Perhaps the closest similarity with the Wiggins-Froome relationship was that between Frenchmen Bernard Hinault and Laurent Fignon. There was a six-year difference (as opposed to five years) in their ages, and when they both raced for the Renault team in 1983, Hinault had already won four Tours de France. Fignon was being groomed to take over from the champion, and he went to the ’83 Vuelta a España (then held in April-May) to help Hinault win.
That goal was achieved, and it was expected that Fignon, only 22, would perform a similar support task at his debut Tour. Instead, a knee injury prevented Hinault defending his title, and after a roller-coaster Tour in which race leader Pascal Simon fractured his shoulder blade and dropped out, Fignon came though in the Alps to win. The end result was Fignon becoming the Renault team leader and Hinault moving to the new La Vie Claire squad—but the “comeback from injury” Hinault was beaten and even taunted by Fignon, who whitewashed the 1984 Tour.
Had Hinault not needed surgery after his Vuelta win, who knows what would have happened with their careers. Probably, Fignon would have worked at the ’83 Tour for Hinault, who would have won for the fifth time that year…and Fignon may never have won a Tour. Certainly, if Wiggins had been injured before this Tour, Froome would have had the backing of Team Sky and would now be batting for the win with Vincenzo Nibali and Cadel Evans.
Something similar happened in 1965 with the Italian team, Salvarani. The team leader was Vittorio Adorni, who won that year’s Giro d’Italia, with his newest recruit, Felice Gimondi, in third. Adorni was a top favorite to take the Tour too because five-time winner Jacques Anquetil did not start. Gimondi, 23 and in his rookie season, was drafted into the Tour team when another Salvarani rider was injured before the start. Both he and Adorni were reportedly exhausted after their successful Giro, and the older man did quit the Tour on the ninth stage. But his young teammate won that ’65 Tour and later displaced Adorni as the team leader.
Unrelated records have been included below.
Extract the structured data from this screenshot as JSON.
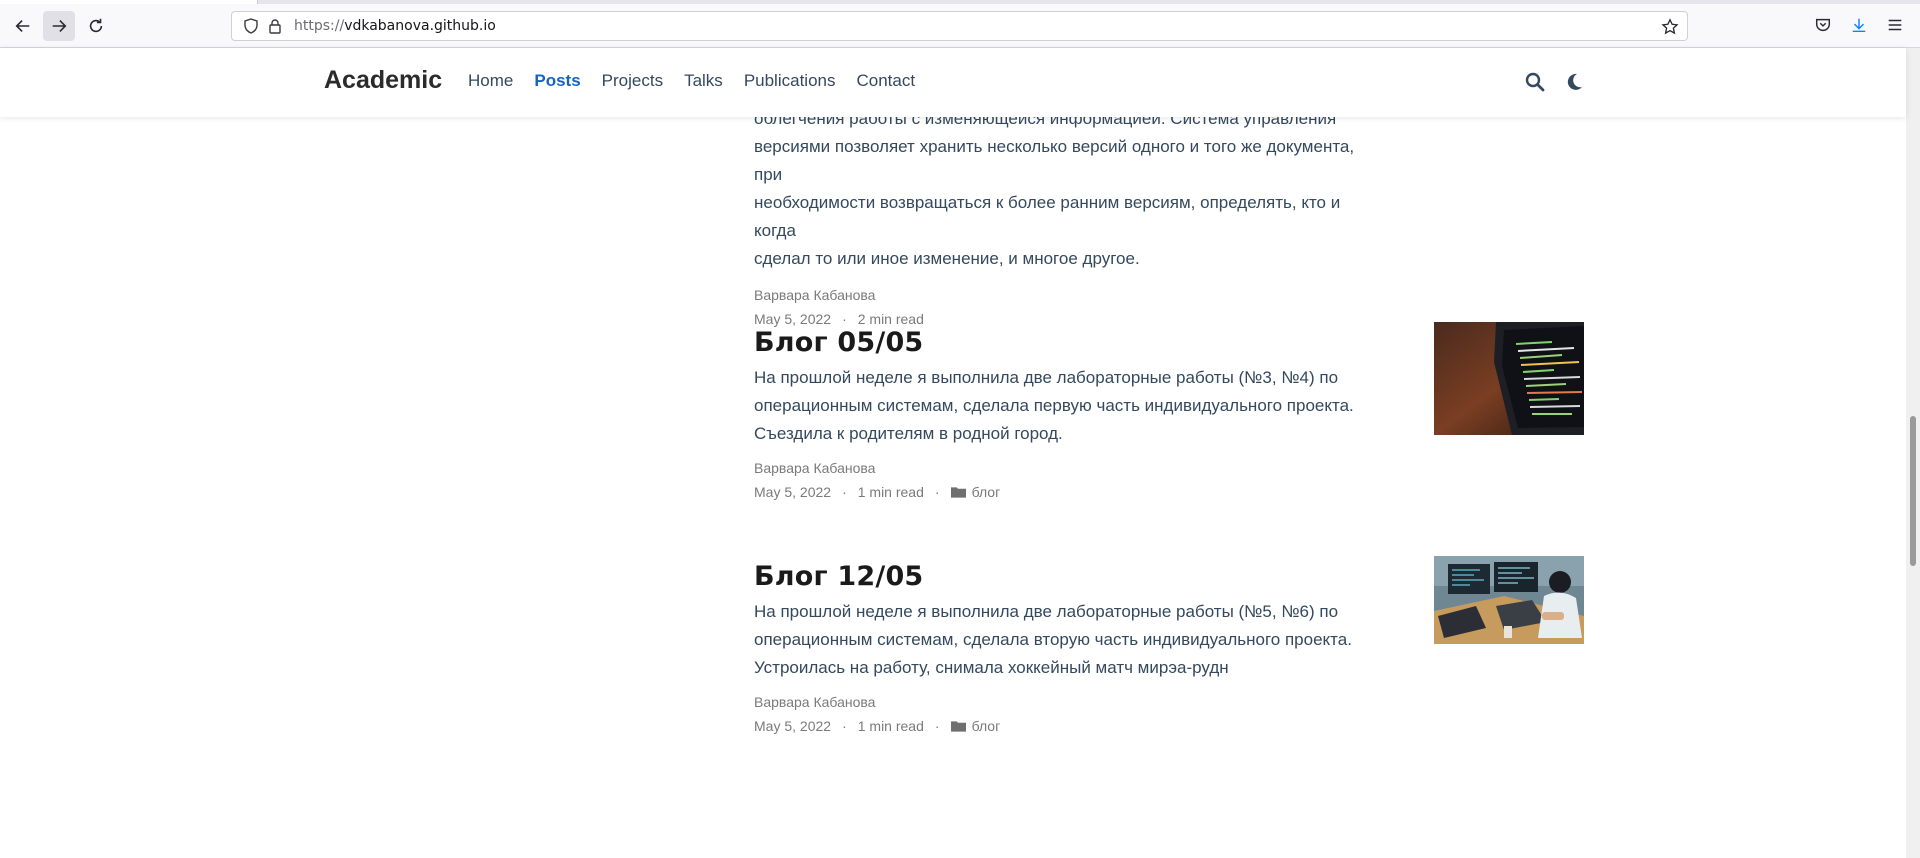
{
  "browser": {
    "url_scheme": "https://",
    "url_host": "vdkabanova.github.io"
  },
  "site": {
    "brand": "Academic",
    "menu": [
      {
        "label": "Home",
        "active": false
      },
      {
        "label": "Posts",
        "active": true
      },
      {
        "label": "Projects",
        "active": false
      },
      {
        "label": "Talks",
        "active": false
      },
      {
        "label": "Publications",
        "active": false
      },
      {
        "label": "Contact",
        "active": false
      }
    ]
  },
  "posts": [
    {
      "summary_lines": [
        "облегчения работы с изменяющейся информацией. Система управления",
        "версиями позволяет хранить несколько версий одного и того же документа, при",
        "необходимости возвращаться к более ранним версиям, определять, кто и когда",
        "сделал то или иное изменение, и многое другое."
      ],
      "author": "Варвара Кабанова",
      "date": "May 5, 2022",
      "read_time": "2 min read"
    },
    {
      "title": "Блог 05/05",
      "summary_lines": [
        "На прошлой неделе я выполнила две лабораторные работы (№3, №4) по",
        "операционным системам, сделала первую часть индивидуального проекта.",
        "Съездила к родителям в родной город."
      ],
      "author": "Варвара Кабанова",
      "date": "May 5, 2022",
      "read_time": "1 min read",
      "category": "блог"
    },
    {
      "title": "Блог 12/05",
      "summary_lines": [
        "На прошлой неделе я выполнила две лабораторные работы (№5, №6) по",
        "операционным системам, сделала вторую часть индивидуального проекта.",
        "Устроилась на работу, снимала хоккейный матч мирэа-рудн"
      ],
      "author": "Варвара Кабанова",
      "date": "May 5, 2022",
      "read_time": "1 min read",
      "category": "блог"
    }
  ],
  "meta_separator": "·",
  "colors": {
    "accent": "#1565c0",
    "nav_text": "#34495e",
    "meta_text": "#7a7a7a"
  }
}
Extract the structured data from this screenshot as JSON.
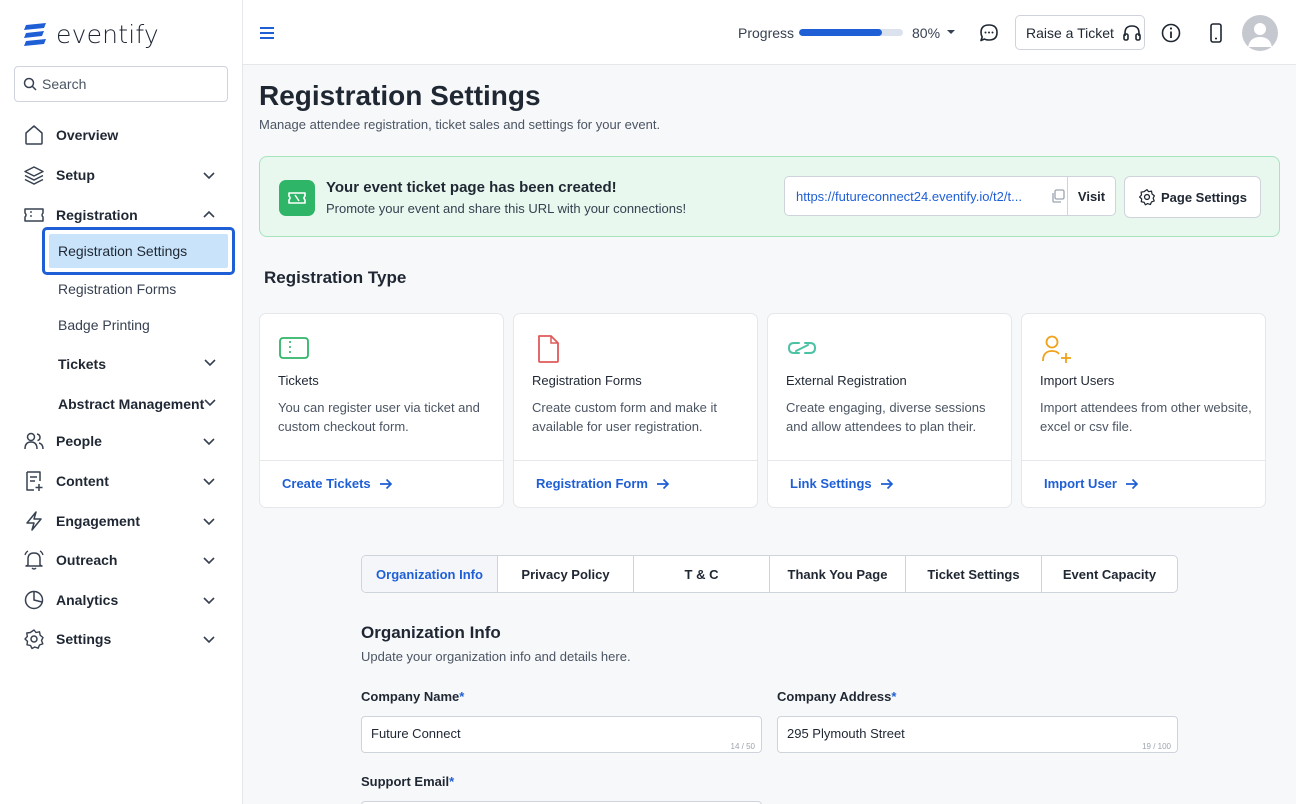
{
  "brand": {
    "name": "eventify",
    "accent": "#1f5fd6"
  },
  "search": {
    "placeholder": "Search"
  },
  "sidebar": {
    "items": [
      {
        "label": "Overview",
        "icon": "home-icon"
      },
      {
        "label": "Setup",
        "icon": "layers-icon"
      },
      {
        "label": "Registration",
        "icon": "ticket-icon"
      },
      {
        "label": "People",
        "icon": "people-icon"
      },
      {
        "label": "Content",
        "icon": "content-icon"
      },
      {
        "label": "Engagement",
        "icon": "bolt-icon"
      },
      {
        "label": "Outreach",
        "icon": "bell-icon"
      },
      {
        "label": "Analytics",
        "icon": "pie-chart-icon"
      },
      {
        "label": "Settings",
        "icon": "gear-icon"
      }
    ],
    "registration_sub": [
      {
        "label": "Registration Settings",
        "active": true
      },
      {
        "label": "Registration Forms"
      },
      {
        "label": "Badge Printing"
      },
      {
        "label": "Tickets"
      },
      {
        "label": "Abstract Management"
      }
    ]
  },
  "topbar": {
    "progress_label": "Progress",
    "progress_value": 80,
    "progress_text": "80%",
    "raise_ticket_label": "Raise a Ticket"
  },
  "page": {
    "title": "Registration Settings",
    "subtitle": "Manage attendee registration, ticket sales and settings for your event."
  },
  "banner": {
    "title": "Your event ticket page has been created!",
    "subtitle": "Promote your event and share this URL with your connections!",
    "url": "https://futureconnect24.eventify.io/t2/t...",
    "visit_label": "Visit",
    "page_settings_label": "Page Settings"
  },
  "registration_type": {
    "title": "Registration Type",
    "cards": [
      {
        "title": "Tickets",
        "desc": "You can register user via ticket and custom checkout form.",
        "link": "Create Tickets",
        "icon": "ticket-icon"
      },
      {
        "title": "Registration Forms",
        "desc": "Create custom form and make it available for user registration.",
        "link": "Registration Form",
        "icon": "document-icon"
      },
      {
        "title": "External Registration",
        "desc": "Create engaging, diverse sessions and allow attendees to plan their.",
        "link": "Link Settings",
        "icon": "link-icon"
      },
      {
        "title": "Import Users",
        "desc": "Import attendees from other website, excel or csv file.",
        "link": "Import User",
        "icon": "user-plus-icon"
      }
    ]
  },
  "tabs": [
    "Organization Info",
    "Privacy Policy",
    "T & C",
    "Thank You Page",
    "Ticket Settings",
    "Event Capacity"
  ],
  "org_form": {
    "title": "Organization Info",
    "subtitle": "Update your organization info and details here.",
    "company_name": {
      "label": "Company Name",
      "value": "Future Connect",
      "count": "14 / 50"
    },
    "company_address": {
      "label": "Company Address",
      "value": "295 Plymouth Street",
      "count": "19 / 100"
    },
    "support_email": {
      "label": "Support Email"
    },
    "required_mark": "*"
  }
}
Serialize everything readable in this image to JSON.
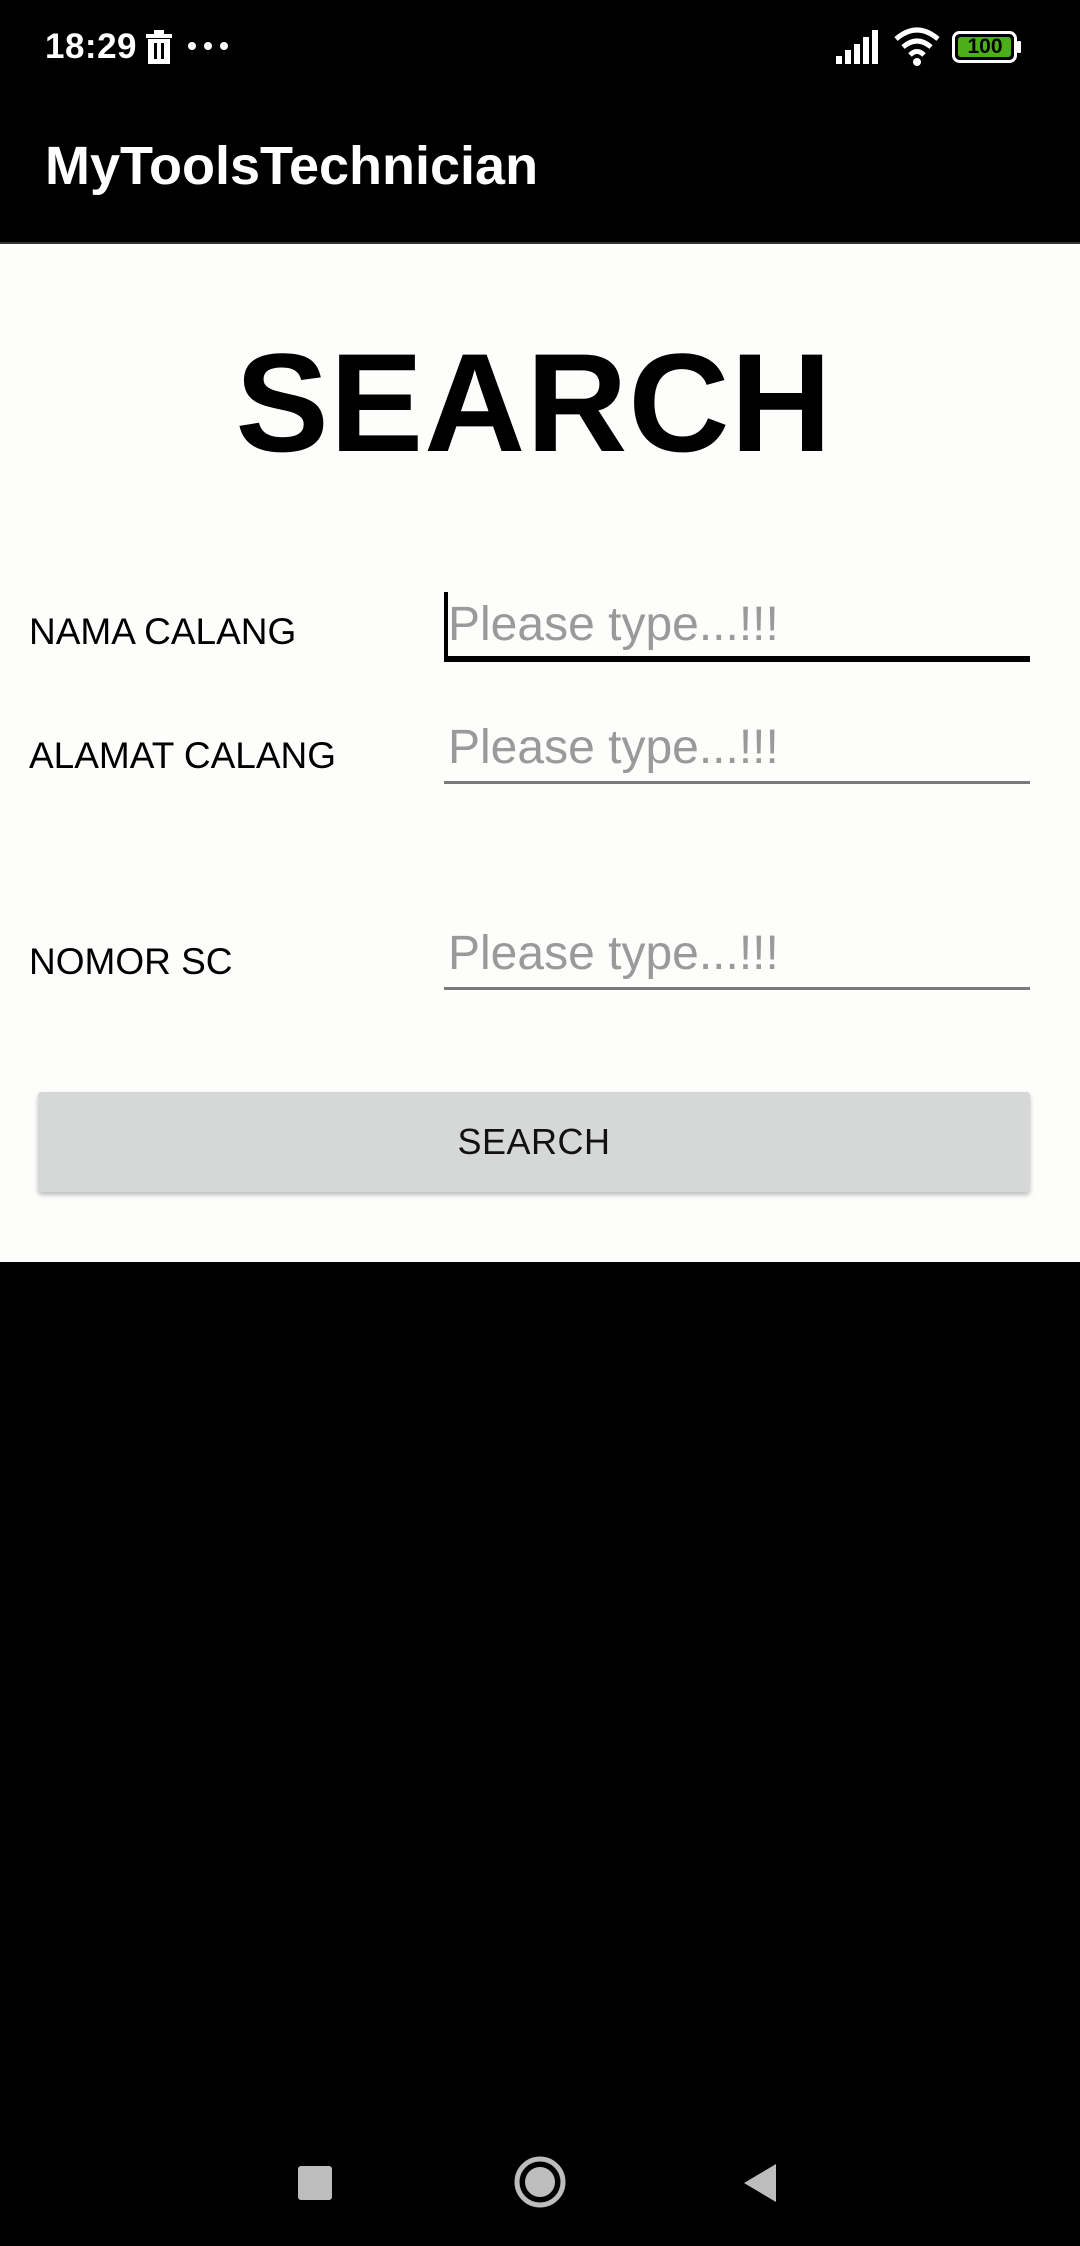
{
  "status_bar": {
    "time": "18:29",
    "battery": "100",
    "icons": [
      "trash-icon",
      "more-dots-icon",
      "signal-icon",
      "wifi-icon",
      "battery-icon"
    ],
    "battery_color": "#4caf1a"
  },
  "app_bar": {
    "title": "MyToolsTechnician"
  },
  "main": {
    "heading": "SEARCH",
    "fields": [
      {
        "label": "NAMA CALANG",
        "value": "",
        "placeholder": "Please type...!!!"
      },
      {
        "label": "ALAMAT CALANG",
        "value": "",
        "placeholder": "Please type...!!!"
      },
      {
        "label": "NOMOR SC",
        "value": "",
        "placeholder": "Please type...!!!"
      }
    ],
    "search_button_label": "SEARCH"
  },
  "nav_bar": {
    "icons": [
      "recents-square-icon",
      "home-circle-icon",
      "back-triangle-icon"
    ]
  },
  "colors": {
    "background": "#000000",
    "content_background": "#fdfdfc",
    "button_background": "#d6d7d7",
    "placeholder": "#9a9a9a"
  }
}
Adorni never won another grand tour, while Gimondi went on to win the Giro three times and take five more podiums, while he scored one more podium at the Tour, placing second to Eddy Merckx in 1972. Gimondi’s instant rise to the top resembled that of Fausto Coppi, who started his first Giro in 1940 as Gino Bartali’s gregario and ended up winning the race. That was the start of what became a bitter rivalry following World War II, when the two Italian legends led different teams.
Coppi obtained that first Giro victory by marking a dangerous breakaway, which netted him the pink jersey. Should Froome find himself doing something similar for Wiggins in one of the upcoming Pyrenean stages, then the younger man could end up wearing the yellow jersey in Paris next Sunday and not Wiggins. But that’s unlikely. A more probable scenario is Froome, 27, staying with Sky and having a chance to win next year’s Tour, when climbers Contador and Andy Schleck will be back.
In the end, Froome will likely follow a path similar to that of one of his predecessors: Schleck, Klöden, Induráin, Hampsten, Fignon, Gimondi or Coppi. That’s lofty company, but right now not even Froome knows his limits as a Tour contender. We’ll have to wait a few days—or even a few years—before discovering the answer.